This Exchange-Traded Fund Is All About a 'Change' to Value

Money manager Cambiar Investors filed in September to convert the nearly $45 million Cambiar Aggressive Value Fund (CAMAX)  mutual fund to an exchange-traded fund structure. The new fund has now — as of Monday — been listed on the New York Stock Exchange’s NYSE Arca and begins its new life as an active ETF as the Cambiar Investors Aggressive Value ETF (CAMX) .

Cambiar Investors was formed in 2001 and as of January of this year, manages approximately $5.7 billion of client assets across mutual funds, separate accounts, and now, exchange-traded funds for individuals and institutions alike. On to the fund.


CAMX is an actively managed fund, so there is no index methodology to review. Reading through the fund’s prospectus was interesting, because it informed me that the CAMX will be carrying forward CAMAX’s return history. It also mentioned that the returns presented have not been adjusted for the new fund fees (meaning they would have been higher) and of course, that any past performance is not indicative of future results. The ETF sports a 59-basis point expense ratio, meaning a shareholder with $1,000 invested over a calendar year would pay $5.90 in fees over that period. 

One thing that did catch my eye was that while CAMAX and CAMX are the same strategy and have the same goal, CAMX “will invest in large capitalization domestic securities to a greater extent than the predecessor fund, CAMAX, and that CAMX will invest in the securities of foreign companies, derivative instruments and short sales to a lesser extent than the Predecessor Fund.”

In terms of the strategy and security selection process, this reads the same in the prospectus as it does for the overall approach of the firm as outlined in Cambiar’s Form ADV regulatory filing.

The Process

Companies entering the portfolio generally need to satisfy Cambiar’s criteria on four levels: quality, valuation, value creation/catalyst, and risk-reward criteria.

Quality seems to be the key metric that drives the security selection decision as they break it down into criteria for management, margin consistency including moat-like language, strong return on invested capital (ROIC) discipline, strong balance sheet as demonstrated by comparatively low exposure to debt and/or equity markets, which ties into the last point which is a strong history of generating free cash flow (FCF).

Valuation plays into this process, as it does for almost every approach, the only difference here is that instead of the popular “growth at a reasonable price” (GARP), Cambiar reads more like “value at a reasonable price” (VARP?). Analysts use a number of metrics here, including price/earnings, price/book value, and FCF yield.

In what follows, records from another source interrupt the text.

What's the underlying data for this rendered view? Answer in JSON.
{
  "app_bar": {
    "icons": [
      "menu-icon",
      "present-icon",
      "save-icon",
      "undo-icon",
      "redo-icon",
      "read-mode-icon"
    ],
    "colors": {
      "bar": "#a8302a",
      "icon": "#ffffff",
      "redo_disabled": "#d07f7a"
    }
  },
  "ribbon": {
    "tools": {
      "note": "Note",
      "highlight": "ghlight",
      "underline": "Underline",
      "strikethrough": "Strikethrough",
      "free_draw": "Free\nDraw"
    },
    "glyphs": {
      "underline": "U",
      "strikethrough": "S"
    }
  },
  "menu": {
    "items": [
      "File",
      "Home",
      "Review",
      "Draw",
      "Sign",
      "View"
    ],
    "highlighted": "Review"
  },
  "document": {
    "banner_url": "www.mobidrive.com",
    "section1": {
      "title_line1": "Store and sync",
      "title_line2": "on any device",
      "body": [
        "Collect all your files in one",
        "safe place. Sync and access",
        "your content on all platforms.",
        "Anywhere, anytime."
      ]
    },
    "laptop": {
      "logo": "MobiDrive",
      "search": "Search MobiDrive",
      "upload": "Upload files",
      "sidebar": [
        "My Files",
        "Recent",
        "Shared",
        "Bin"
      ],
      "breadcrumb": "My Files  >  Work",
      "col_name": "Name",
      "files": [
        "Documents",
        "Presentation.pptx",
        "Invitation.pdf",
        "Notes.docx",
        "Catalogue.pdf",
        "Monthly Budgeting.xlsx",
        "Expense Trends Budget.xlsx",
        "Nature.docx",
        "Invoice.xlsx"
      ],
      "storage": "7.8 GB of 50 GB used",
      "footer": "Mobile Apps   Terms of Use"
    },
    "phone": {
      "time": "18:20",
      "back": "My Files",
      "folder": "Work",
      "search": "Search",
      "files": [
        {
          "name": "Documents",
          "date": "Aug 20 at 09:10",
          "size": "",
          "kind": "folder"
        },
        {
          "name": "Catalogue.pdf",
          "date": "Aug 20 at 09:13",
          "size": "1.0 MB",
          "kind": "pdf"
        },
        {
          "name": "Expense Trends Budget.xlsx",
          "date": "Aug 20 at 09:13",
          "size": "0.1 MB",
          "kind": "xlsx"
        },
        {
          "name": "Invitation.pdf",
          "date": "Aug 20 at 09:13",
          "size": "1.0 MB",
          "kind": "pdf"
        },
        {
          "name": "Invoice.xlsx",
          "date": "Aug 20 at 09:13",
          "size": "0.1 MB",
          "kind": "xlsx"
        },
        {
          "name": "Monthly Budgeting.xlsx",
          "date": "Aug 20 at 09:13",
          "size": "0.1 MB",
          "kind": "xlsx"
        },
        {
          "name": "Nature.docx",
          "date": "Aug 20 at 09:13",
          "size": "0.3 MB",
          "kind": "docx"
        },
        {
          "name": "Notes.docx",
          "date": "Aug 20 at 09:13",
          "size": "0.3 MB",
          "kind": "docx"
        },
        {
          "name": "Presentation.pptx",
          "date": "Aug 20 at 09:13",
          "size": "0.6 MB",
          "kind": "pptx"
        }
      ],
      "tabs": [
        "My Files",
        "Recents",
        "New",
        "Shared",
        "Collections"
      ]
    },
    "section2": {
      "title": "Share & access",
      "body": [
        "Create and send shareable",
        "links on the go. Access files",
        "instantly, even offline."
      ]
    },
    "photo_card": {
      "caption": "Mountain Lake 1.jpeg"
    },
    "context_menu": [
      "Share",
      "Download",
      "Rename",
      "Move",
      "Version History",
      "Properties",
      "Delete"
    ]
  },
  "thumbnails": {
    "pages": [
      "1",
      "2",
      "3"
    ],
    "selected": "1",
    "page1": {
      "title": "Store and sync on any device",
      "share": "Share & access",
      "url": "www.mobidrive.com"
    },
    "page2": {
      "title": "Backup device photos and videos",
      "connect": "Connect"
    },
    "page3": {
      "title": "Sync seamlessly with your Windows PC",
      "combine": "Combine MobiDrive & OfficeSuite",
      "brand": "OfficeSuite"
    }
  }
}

Cambiar, like many investors, also pays attention to how quickly they see their views on a company being adopted by the market by evaluating what they call value creation/catalyst for each potential position. This view includes tracking new product introductions, managerial changes, divestiture of an underperforming division, or simply better financial performance.

The final criterion in this process is the overall risk-reward profile of a company, which includes a company’s upside potential based on the observable catalysts within a one-to-two year window.

While there is a robust security selection process, what I like about Cambiar’s approach is that they also outline criteria they use for trimming or even removing names from the portfolio. A stock hitting its internal Cambiar price target as envisioned by the investment thesis is the desired outcome but portfolio managers will also close out a position if the stock pops for an unrecognized reason. Declines in price will prompt a reevaluation of the position but if management feels the underlying investment thesis is still intact then they are willing to ride out the storm and may even decide to add to the position at those lower prices.

Wrap it Up

While value strategies have not been in the spotlight so far this year, the prospects for value strategies through the back half of 2023 and potentially into 2024 are looking better as we get a clearer understanding of the economy and the Federal Reserve’s reactions to it. As I mentioned earlier, I like both the security selection process and the framework for evaluating positions for size reduction or outright liquidation. While Cambiar is a new ETF issuer, it has been in the investment management space for over two decades, and with well over $5 billion in assets under management, CAMX should be taken seriously.